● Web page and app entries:
+++++

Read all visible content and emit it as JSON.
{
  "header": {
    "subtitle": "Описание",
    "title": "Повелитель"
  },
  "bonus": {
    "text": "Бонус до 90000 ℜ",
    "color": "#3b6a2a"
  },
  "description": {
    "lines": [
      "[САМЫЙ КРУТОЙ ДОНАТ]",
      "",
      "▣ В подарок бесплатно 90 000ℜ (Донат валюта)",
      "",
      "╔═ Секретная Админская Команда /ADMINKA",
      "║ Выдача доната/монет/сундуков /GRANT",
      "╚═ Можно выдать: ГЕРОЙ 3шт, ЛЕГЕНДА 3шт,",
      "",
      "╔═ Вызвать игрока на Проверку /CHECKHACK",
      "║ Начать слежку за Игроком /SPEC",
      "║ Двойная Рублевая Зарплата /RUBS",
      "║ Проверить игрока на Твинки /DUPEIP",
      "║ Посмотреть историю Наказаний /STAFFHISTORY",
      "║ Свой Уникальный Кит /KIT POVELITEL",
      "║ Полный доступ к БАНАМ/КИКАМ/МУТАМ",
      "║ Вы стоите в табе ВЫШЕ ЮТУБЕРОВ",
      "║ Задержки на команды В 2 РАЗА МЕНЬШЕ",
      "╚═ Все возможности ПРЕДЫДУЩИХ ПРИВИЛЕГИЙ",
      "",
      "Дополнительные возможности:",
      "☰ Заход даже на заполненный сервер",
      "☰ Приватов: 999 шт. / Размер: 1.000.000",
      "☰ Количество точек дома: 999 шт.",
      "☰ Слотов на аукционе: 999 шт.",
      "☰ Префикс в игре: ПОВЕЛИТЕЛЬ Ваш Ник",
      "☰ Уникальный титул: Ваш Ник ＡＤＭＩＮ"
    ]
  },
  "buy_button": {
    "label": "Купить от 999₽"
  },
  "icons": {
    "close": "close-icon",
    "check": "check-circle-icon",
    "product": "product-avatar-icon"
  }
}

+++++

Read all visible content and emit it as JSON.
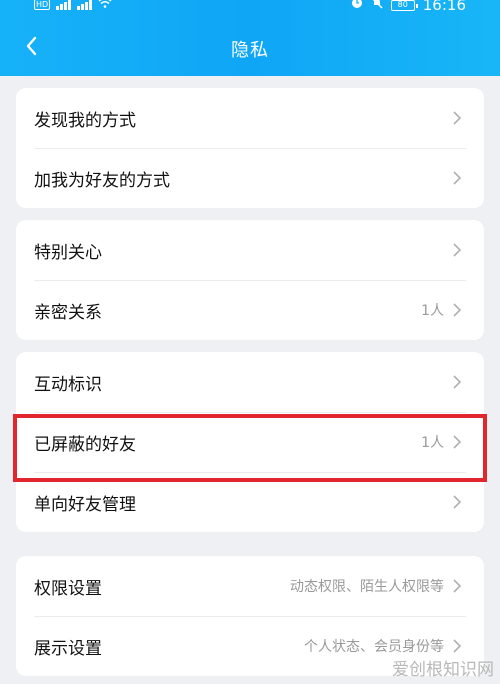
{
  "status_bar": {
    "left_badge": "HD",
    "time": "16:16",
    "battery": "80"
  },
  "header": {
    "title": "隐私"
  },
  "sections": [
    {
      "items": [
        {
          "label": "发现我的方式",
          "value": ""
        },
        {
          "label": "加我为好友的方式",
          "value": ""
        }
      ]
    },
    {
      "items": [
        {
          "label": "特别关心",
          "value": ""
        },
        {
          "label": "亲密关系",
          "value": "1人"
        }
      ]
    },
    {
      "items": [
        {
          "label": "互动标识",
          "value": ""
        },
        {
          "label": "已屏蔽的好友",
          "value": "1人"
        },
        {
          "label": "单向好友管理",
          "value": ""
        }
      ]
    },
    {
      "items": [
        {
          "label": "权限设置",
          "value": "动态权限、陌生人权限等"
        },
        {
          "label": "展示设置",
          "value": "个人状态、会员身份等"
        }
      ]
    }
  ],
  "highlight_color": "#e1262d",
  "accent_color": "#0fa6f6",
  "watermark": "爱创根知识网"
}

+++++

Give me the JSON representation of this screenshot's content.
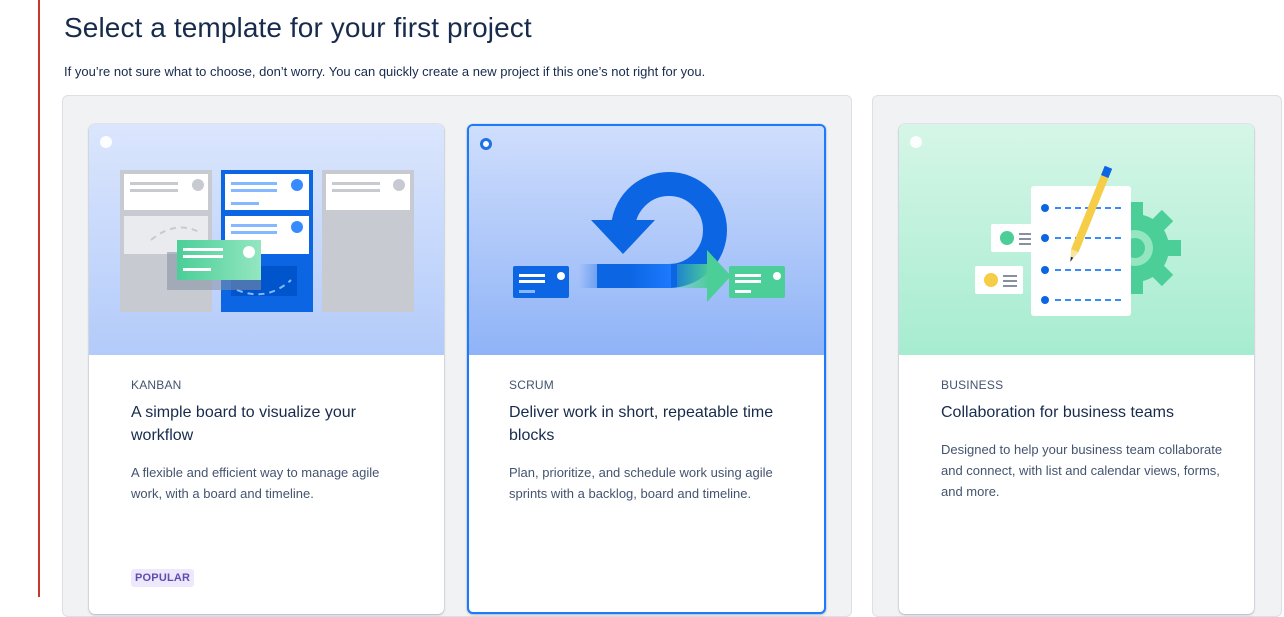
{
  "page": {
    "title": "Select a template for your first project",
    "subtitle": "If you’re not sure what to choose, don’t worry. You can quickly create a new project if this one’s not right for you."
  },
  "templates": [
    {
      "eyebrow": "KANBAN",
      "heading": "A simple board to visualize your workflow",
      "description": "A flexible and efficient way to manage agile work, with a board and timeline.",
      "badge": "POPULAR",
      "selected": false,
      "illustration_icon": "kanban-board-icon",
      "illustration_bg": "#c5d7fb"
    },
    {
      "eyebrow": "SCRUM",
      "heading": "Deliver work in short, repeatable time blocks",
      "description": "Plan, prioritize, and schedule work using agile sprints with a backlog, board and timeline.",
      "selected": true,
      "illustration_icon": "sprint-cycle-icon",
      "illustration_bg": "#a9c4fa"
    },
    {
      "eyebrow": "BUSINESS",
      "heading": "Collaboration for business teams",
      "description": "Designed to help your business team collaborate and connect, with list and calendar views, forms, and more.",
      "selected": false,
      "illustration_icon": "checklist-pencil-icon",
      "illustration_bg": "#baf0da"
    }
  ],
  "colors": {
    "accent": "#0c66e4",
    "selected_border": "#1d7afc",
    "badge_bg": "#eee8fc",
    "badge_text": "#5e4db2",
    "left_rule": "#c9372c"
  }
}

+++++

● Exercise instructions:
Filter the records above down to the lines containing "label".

● Answer to this problem:
    "label": "Купить от 999₽"
          "label": "发现我的方式",
          "label": "加我为好友的方式",
          "label": "特别关心",
          "label": "亲密关系",
          "label": "互动标识",
          "label": "已屏蔽的好友",
          "label": "单向好友管理",
          "label": "权限设置",
          "label": "展示设置",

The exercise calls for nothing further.